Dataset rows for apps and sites
======

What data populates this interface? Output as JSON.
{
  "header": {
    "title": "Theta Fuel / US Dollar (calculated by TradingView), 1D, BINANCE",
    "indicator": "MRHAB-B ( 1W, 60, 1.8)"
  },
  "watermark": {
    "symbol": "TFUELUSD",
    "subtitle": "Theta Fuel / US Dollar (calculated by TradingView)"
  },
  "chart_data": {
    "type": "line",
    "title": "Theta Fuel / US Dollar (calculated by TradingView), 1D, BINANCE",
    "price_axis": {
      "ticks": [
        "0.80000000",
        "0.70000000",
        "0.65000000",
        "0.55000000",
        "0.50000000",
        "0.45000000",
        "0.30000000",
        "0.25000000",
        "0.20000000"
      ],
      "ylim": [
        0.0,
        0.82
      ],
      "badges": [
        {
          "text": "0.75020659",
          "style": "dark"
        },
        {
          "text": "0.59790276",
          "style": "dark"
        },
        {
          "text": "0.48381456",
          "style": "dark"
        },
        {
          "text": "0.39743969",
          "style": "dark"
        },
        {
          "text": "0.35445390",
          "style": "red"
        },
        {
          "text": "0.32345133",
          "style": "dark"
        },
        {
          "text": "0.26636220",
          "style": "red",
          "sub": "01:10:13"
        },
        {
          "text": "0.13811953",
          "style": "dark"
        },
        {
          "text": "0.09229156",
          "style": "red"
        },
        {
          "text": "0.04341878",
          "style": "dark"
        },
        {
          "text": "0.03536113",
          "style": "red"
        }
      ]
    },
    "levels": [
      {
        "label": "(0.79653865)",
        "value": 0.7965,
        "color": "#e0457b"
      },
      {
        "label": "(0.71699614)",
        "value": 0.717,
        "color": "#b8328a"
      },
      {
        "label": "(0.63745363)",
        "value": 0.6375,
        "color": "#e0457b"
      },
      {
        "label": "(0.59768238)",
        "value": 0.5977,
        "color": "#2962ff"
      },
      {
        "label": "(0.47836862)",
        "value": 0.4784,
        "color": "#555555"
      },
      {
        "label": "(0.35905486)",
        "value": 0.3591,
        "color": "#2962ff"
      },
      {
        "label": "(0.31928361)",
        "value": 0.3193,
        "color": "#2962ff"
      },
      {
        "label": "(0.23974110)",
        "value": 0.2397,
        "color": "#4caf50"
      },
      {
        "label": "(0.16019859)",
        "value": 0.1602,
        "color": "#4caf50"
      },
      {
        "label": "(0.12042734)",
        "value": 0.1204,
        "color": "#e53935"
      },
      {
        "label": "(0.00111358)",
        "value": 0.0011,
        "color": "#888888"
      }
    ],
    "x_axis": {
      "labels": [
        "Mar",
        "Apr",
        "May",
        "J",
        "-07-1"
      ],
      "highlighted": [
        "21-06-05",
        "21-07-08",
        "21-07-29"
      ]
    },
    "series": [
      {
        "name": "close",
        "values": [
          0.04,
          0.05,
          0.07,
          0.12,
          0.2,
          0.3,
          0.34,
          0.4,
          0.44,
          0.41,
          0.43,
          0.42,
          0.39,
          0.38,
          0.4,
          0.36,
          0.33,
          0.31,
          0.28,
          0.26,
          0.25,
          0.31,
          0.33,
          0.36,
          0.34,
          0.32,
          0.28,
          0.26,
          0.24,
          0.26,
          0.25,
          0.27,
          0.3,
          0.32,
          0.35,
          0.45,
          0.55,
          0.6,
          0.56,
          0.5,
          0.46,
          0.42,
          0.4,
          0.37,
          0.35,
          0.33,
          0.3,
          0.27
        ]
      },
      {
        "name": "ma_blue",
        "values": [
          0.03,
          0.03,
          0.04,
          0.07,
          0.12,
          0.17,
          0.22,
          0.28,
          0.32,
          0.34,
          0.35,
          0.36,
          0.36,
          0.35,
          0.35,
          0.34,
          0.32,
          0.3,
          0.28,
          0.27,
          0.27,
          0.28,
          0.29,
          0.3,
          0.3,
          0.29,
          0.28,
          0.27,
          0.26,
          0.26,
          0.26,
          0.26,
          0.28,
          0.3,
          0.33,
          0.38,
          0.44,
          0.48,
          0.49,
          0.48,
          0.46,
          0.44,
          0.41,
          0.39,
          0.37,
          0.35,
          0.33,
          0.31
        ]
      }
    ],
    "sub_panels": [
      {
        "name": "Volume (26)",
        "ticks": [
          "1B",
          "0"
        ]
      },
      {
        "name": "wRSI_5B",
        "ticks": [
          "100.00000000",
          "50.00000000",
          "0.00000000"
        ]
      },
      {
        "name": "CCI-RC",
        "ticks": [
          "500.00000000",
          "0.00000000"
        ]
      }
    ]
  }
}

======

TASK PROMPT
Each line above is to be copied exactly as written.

ANSWER AREA
What data populates this interface? Output as JSON.
{
  "header": {
    "title": "Theta Fuel / US Dollar (calculated by TradingView), 1D, BINANCE",
    "indicator": "MRHAB-B ( 1W, 60, 1.8)"
  },
  "watermark": {
    "symbol": "TFUELUSD",
    "subtitle": "Theta Fuel / US Dollar (calculated by TradingView)"
  },
  "chart_data": {
    "type": "line",
    "title": "Theta Fuel / US Dollar (calculated by TradingView), 1D, BINANCE",
    "price_axis": {
      "ticks": [
        "0.80000000",
        "0.70000000",
        "0.65000000",
        "0.55000000",
        "0.50000000",
        "0.45000000",
        "0.30000000",
        "0.25000000",
        "0.20000000"
      ],
      "ylim": [
        0.0,
        0.82
      ],
      "badges": [
        {
          "text": "0.75020659",
          "style": "dark"
        },
        {
          "text": "0.59790276",
          "style": "dark"
        },
        {
          "text": "0.48381456",
          "style": "dark"
        },
        {
          "text": "0.39743969",
          "style": "dark"
        },
        {
          "text": "0.35445390",
          "style": "red"
        },
        {
          "text": "0.32345133",
          "style": "dark"
        },
        {
          "text": "0.26636220",
          "style": "red",
          "sub": "01:10:13"
        },
        {
          "text": "0.13811953",
          "style": "dark"
        },
        {
          "text": "0.09229156",
          "style": "red"
        },
        {
          "text": "0.04341878",
          "style": "dark"
        },
        {
          "text": "0.03536113",
          "style": "red"
        }
      ]
    },
    "levels": [
      {
        "label": "(0.79653865)",
        "value": 0.7965,
        "color": "#e0457b"
      },
      {
        "label": "(0.71699614)",
        "value": 0.717,
        "color": "#b8328a"
      },
      {
        "label": "(0.63745363)",
        "value": 0.6375,
        "color": "#e0457b"
      },
      {
        "label": "(0.59768238)",
        "value": 0.5977,
        "color": "#2962ff"
      },
      {
        "label": "(0.47836862)",
        "value": 0.4784,
        "color": "#555555"
      },
      {
        "label": "(0.35905486)",
        "value": 0.3591,
        "color": "#2962ff"
      },
      {
        "label": "(0.31928361)",
        "value": 0.3193,
        "color": "#2962ff"
      },
      {
        "label": "(0.23974110)",
        "value": 0.2397,
        "color": "#4caf50"
      },
      {
        "label": "(0.16019859)",
        "value": 0.1602,
        "color": "#4caf50"
      },
      {
        "label": "(0.12042734)",
        "value": 0.1204,
        "color": "#e53935"
      },
      {
        "label": "(0.00111358)",
        "value": 0.0011,
        "color": "#888888"
      }
    ],
    "x_axis": {
      "labels": [
        "Mar",
        "Apr",
        "May",
        "J",
        "-07-1"
      ],
      "highlighted": [
        "21-06-05",
        "21-07-08",
        "21-07-29"
      ]
    },
    "series": [
      {
        "name": "close",
        "values": [
          0.04,
          0.05,
          0.07,
          0.12,
          0.2,
          0.3,
          0.34,
          0.4,
          0.44,
          0.41,
          0.43,
          0.42,
          0.39,
          0.38,
          0.4,
          0.36,
          0.33,
          0.31,
          0.28,
          0.26,
          0.25,
          0.31,
          0.33,
          0.36,
          0.34,
          0.32,
          0.28,
          0.26,
          0.24,
          0.26,
          0.25,
          0.27,
          0.3,
          0.32,
          0.35,
          0.45,
          0.55,
          0.6,
          0.56,
          0.5,
          0.46,
          0.42,
          0.4,
          0.37,
          0.35,
          0.33,
          0.3,
          0.27
        ]
      },
      {
        "name": "ma_blue",
        "values": [
          0.03,
          0.03,
          0.04,
          0.07,
          0.12,
          0.17,
          0.22,
          0.28,
          0.32,
          0.34,
          0.35,
          0.36,
          0.36,
          0.35,
          0.35,
          0.34,
          0.32,
          0.3,
          0.28,
          0.27,
          0.27,
          0.28,
          0.29,
          0.3,
          0.3,
          0.29,
          0.28,
          0.27,
          0.26,
          0.26,
          0.26,
          0.26,
          0.28,
          0.3,
          0.33,
          0.38,
          0.44,
          0.48,
          0.49,
          0.48,
          0.46,
          0.44,
          0.41,
          0.39,
          0.37,
          0.35,
          0.33,
          0.31
        ]
      }
    ],
    "sub_panels": [
      {
        "name": "Volume (26)",
        "ticks": [
          "1B",
          "0"
        ]
      },
      {
        "name": "wRSI_5B",
        "ticks": [
          "100.00000000",
          "50.00000000",
          "0.00000000"
        ]
      },
      {
        "name": "CCI-RC",
        "ticks": [
          "500.00000000",
          "0.00000000"
        ]
      }
    ]
  }
}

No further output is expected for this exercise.